Salamanders are amphibians that lay eggs to reproduce. These eggs are enclosed in a gelatinous capsule, which protects the egg and allows it to survive in water or on land. Other animals that lay similar eggs include frogs, toads, and Newts. All of these animals belong to the group of amphibians known as anurans. They all share similar characteristics when it comes to egg-laying habits.
The eggs of frogs, toads, and newts are often found grouped together in a mass known as an ‘egg mass.’ The egg masses of these species can be found in moist areas such as ponds, streams and damp soil. The gelatinous capsule surrounding each individual egg is designed to protect the egg from predators and drying out. It also helps keep the embryos inside the eggs safe by providing a protective barrier against other elements such as ultraviolet radiation or extreme temperatures.
The eggs of salamanders differ slightly from those of frogs, toads, and Newts in that they are laid singly rather than grouped together in an ‘egg mass.’ This allows for greater control over the environment in which they develop as well as providing more protection for the embryos inside each individual egg capsule.
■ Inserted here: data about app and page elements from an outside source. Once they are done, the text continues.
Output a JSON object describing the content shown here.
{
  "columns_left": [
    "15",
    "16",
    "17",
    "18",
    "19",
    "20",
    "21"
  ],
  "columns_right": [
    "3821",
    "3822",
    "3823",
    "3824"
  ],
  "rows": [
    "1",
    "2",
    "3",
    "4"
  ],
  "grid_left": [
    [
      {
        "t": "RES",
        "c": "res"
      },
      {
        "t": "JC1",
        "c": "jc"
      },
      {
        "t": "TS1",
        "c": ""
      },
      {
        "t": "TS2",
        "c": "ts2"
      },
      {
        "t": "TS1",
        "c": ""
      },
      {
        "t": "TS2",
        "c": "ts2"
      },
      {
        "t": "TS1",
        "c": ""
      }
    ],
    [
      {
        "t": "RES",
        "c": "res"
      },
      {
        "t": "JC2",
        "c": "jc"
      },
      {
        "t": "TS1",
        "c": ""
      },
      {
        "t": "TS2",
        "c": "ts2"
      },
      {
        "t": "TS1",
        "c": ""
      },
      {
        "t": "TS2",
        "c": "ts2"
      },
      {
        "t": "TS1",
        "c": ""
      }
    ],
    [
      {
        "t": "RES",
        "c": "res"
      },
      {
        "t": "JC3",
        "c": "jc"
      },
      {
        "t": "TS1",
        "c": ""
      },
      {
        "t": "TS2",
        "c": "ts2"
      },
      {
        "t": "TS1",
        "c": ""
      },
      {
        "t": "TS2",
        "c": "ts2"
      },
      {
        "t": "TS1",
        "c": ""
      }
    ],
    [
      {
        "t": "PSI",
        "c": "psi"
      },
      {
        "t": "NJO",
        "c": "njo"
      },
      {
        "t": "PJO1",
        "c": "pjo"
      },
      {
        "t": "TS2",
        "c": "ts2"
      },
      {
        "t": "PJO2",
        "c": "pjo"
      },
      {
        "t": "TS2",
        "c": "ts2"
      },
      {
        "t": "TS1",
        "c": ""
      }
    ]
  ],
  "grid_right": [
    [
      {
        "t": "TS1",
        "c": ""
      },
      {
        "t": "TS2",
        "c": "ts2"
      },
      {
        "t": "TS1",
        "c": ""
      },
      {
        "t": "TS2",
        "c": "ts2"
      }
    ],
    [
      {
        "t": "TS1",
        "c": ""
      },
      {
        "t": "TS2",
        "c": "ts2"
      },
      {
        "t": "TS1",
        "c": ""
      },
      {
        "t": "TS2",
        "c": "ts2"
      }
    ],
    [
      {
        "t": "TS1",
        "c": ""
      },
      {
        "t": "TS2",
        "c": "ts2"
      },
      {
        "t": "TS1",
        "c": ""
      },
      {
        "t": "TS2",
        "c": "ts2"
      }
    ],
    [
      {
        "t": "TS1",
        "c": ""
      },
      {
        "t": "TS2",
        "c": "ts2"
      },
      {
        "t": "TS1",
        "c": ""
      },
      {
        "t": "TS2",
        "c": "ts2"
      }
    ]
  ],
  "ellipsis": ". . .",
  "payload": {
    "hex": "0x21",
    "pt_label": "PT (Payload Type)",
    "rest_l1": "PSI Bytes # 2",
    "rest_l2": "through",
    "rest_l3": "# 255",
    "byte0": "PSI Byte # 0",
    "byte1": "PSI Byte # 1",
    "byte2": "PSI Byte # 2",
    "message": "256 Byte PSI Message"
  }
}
The gelatinous capsules surrounding salamander eggs also contain additional nutrients that help nourish the developing embryos.
In addition to these three species, there are other animals that lay similar types of eggs including certain lizards and some aquatic turtles. These animals usually lay their eggs on land or near water sources where there is moisture present so that their embryos can stay hydrated during development. Like salamanders, many species within this group will often lay their eggs singly rather than grouped together in masses for greater protection and control over their environment during development.
Overall, salamanders share many similarities with other amphibian species when it comes to laying eggs but also have some unique characteristics that set them apart from other animals that lay similar types of eggs. Their gelatinous capsules provide additional protection for their embryos while allowing them greater control over their environment during development. By understanding these similarities among different species we can better appreciate how important it is for all animals to have suitable habitats with optimal conditions in order for them to reproduce successfully.
In conclusion, salamander eggs are an integral part of the aquatic ecosystem. They provide important nutrients for aquatic animals, and their presence helps maintain healthy populations of amphibians. Salamanders lay eggs in a variety of habitats, from temporary ponds to permanent streams. The exact type of egg laying behavior depends on the species of salamander. Salamander eggs have a unique composition that makes them difficult to study and identify. However, advances in technology have made it possible to better understand their structure and function.
Salamander eggs play an important role in the ongoing health of aquatic ecosystems and should be properly managed and monitored to ensure their conservation. As humans continue to encroach on natural habitats, it is important that we recognize the importance of salamander eggs and take steps to protect them from potential threats like habitat destruction or pollution.
By studying salamander egg structure, composition, and behavior we can better understand the intricate role they play in sustaining aquatic ecosystems around the world. With careful management and monitoring, we can help ensure that these incredible creatures remain an integral part of our natural environment for generations to come.